DATASET EXCERPTS:
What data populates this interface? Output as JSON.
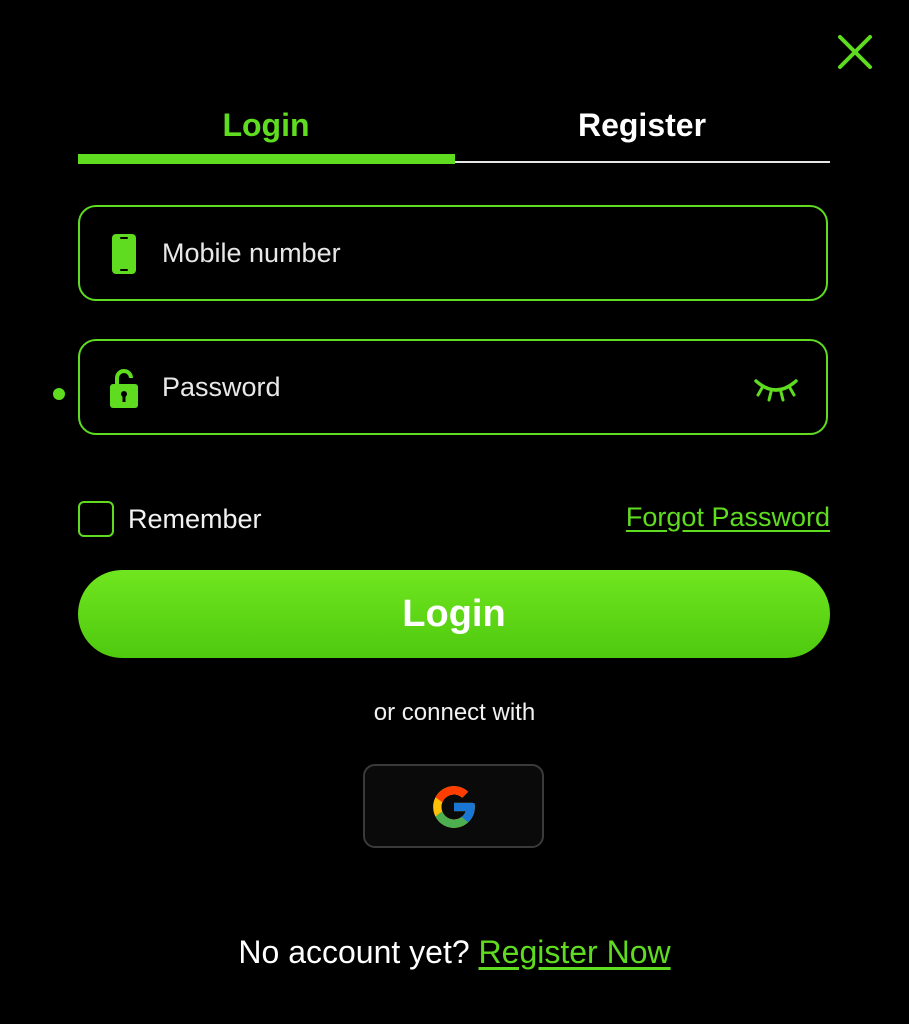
{
  "colors": {
    "accent": "#5fdc1f",
    "background": "#000000",
    "text": "#ffffff"
  },
  "header": {
    "close_icon": "close-icon"
  },
  "tabs": [
    {
      "label": "Login",
      "active": true
    },
    {
      "label": "Register",
      "active": false
    }
  ],
  "form": {
    "mobile": {
      "placeholder": "Mobile number",
      "value": "",
      "icon": "phone-icon"
    },
    "password": {
      "placeholder": "Password",
      "value": "",
      "icon": "lock-icon",
      "toggle_icon": "eye-closed-icon"
    },
    "remember_label": "Remember",
    "remember_checked": false,
    "forgot_label": "Forgot Password",
    "submit_label": "Login"
  },
  "social": {
    "label": "or connect with",
    "providers": [
      {
        "name": "google",
        "icon": "google-icon"
      }
    ]
  },
  "footer": {
    "text": "No account yet?",
    "link_label": "Register Now"
  }
}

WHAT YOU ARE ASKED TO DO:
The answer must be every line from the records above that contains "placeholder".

FINISHED EXERCISE:
      "placeholder": "Mobile number",
      "placeholder": "Password",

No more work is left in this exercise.